No power meant no internet, no email, no phone service. I could recharge my cell phone in the car, but in the blacked out regions the cell towers were either down or doing ’emergency service only’. Even when I drove to an illuminated region or one of the ‘warming centres’ the relay service was intermittent. I could contact _some_ other cell users but a lot of the land-line service wasn’t connected. Talking today to the people I tied to contact they tell me their land lines were working but the calls weren’t getting though from many regions. However I went to a movie last night downtown and there was little evidence of the storm, cell service worked and it all liked up. Perhaps the only evidence of the storm was that the restaurants were busy.
The news said that we had Hydro teams called in from Ottawa and even Michigan. I don’t know how extensive the storm was. Did it reach to Kingston?
is typical of what I saw driving round, and of the local estate. For example, my back patio.
it rightly points out
But we shouldn’t forget that we are living in the aftermath of decades of civic neglect. The municipal infrastructure, once a source of pride, has been left to rot.
Any suggestion that, say, we might consider burying hydro lines would garner howls of outrage. Toronto is one of the last major cities whose streets are still lined with utility poles. But putting them underground costs money. In a culture that doesn’t distinguish between price and value, expenditure and investment, power lines and bottom lines, cheapest is best.
Until something like the ice storm comes along and lays waste to the electrical grid, we are happy to turn a blind eye. But along with the gaps that have been revealed, so has our shared short-sightedness.

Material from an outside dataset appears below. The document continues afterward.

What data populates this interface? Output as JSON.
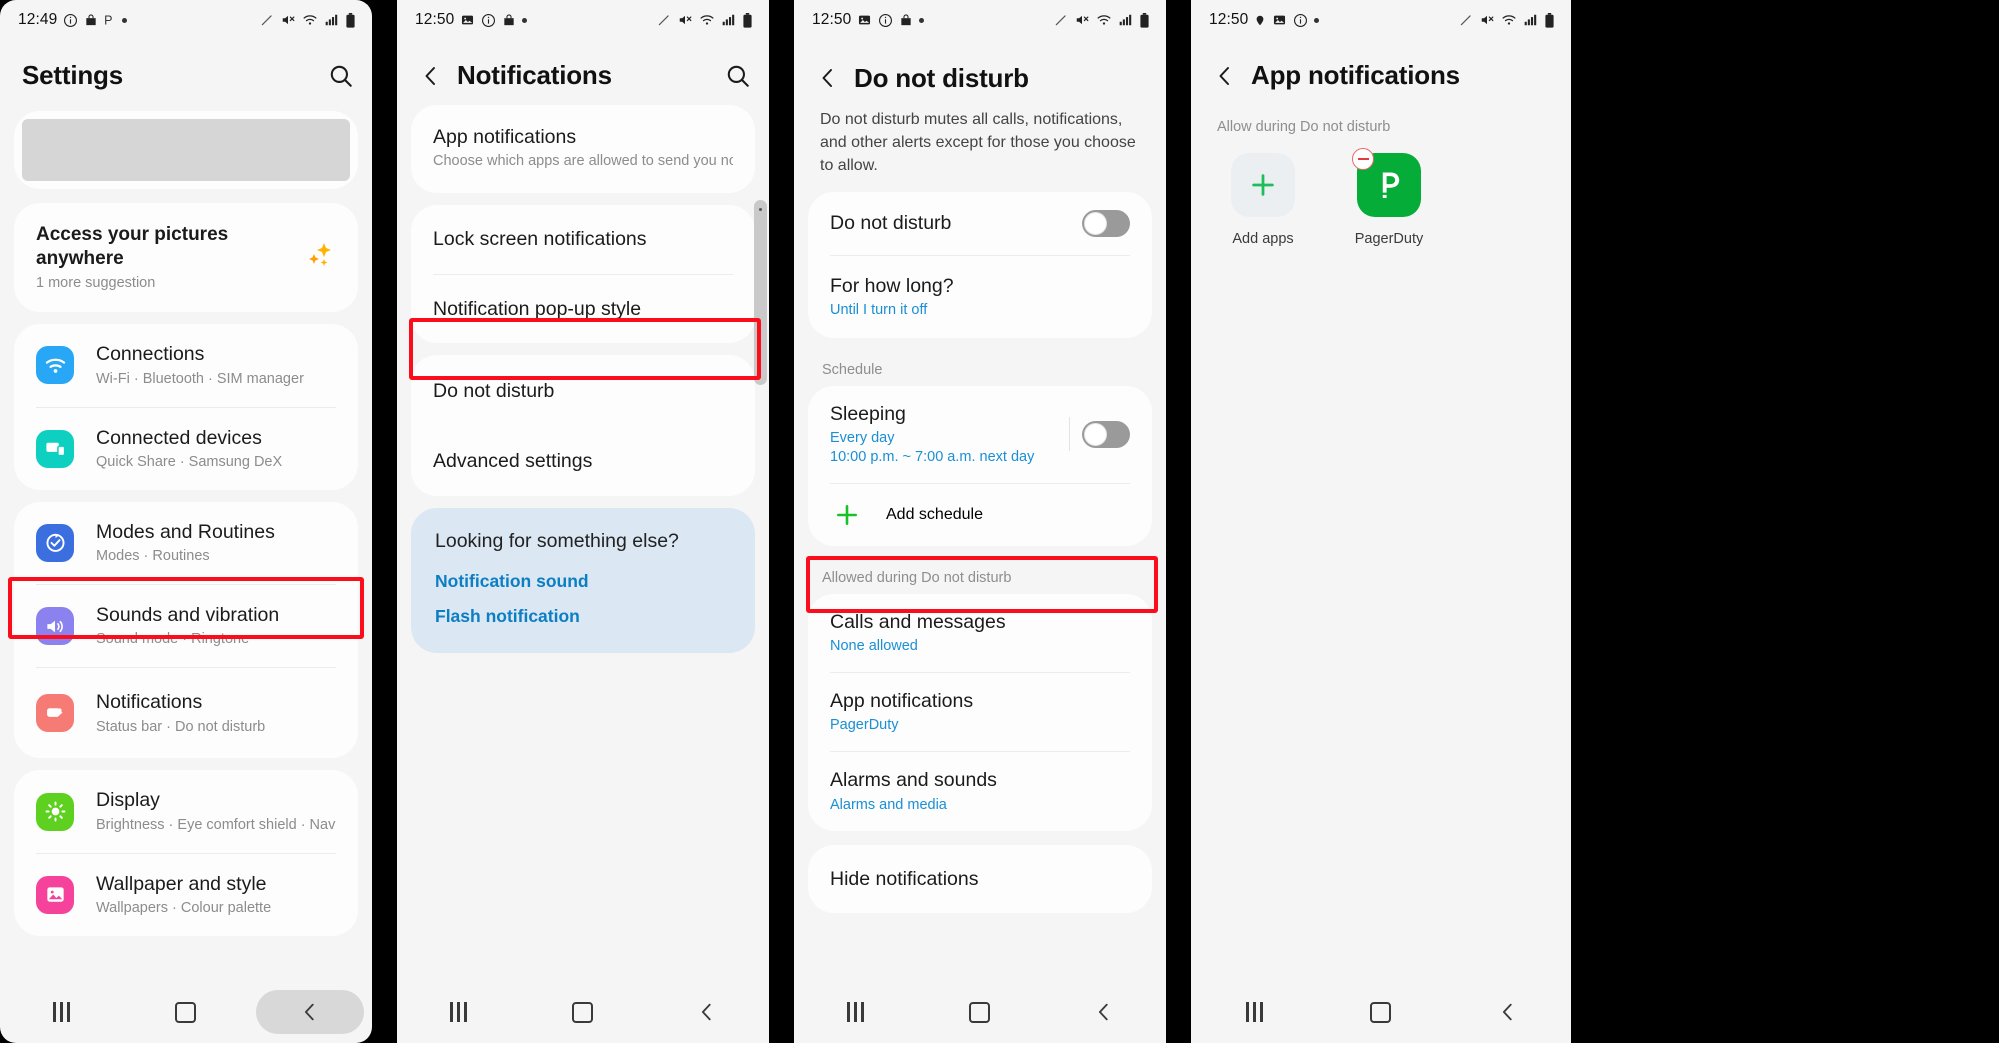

Word that many Ontarians will be without power until next weekend further underlines the fragility of things. By the time the ice finally melts, and repairs are completed, the bill will be huge. And all we will have accomplished is to get back to where we were before the rain froze.
In the meantime, Toronto City Council is figuring out ways to cut the land transfer fees because residents pay too much in taxes.
I feel sorry for the people in the high-rises. I wouldn’t want to walk 8-10 stories never mind the 20-40 that some building reach to.
Where are you living?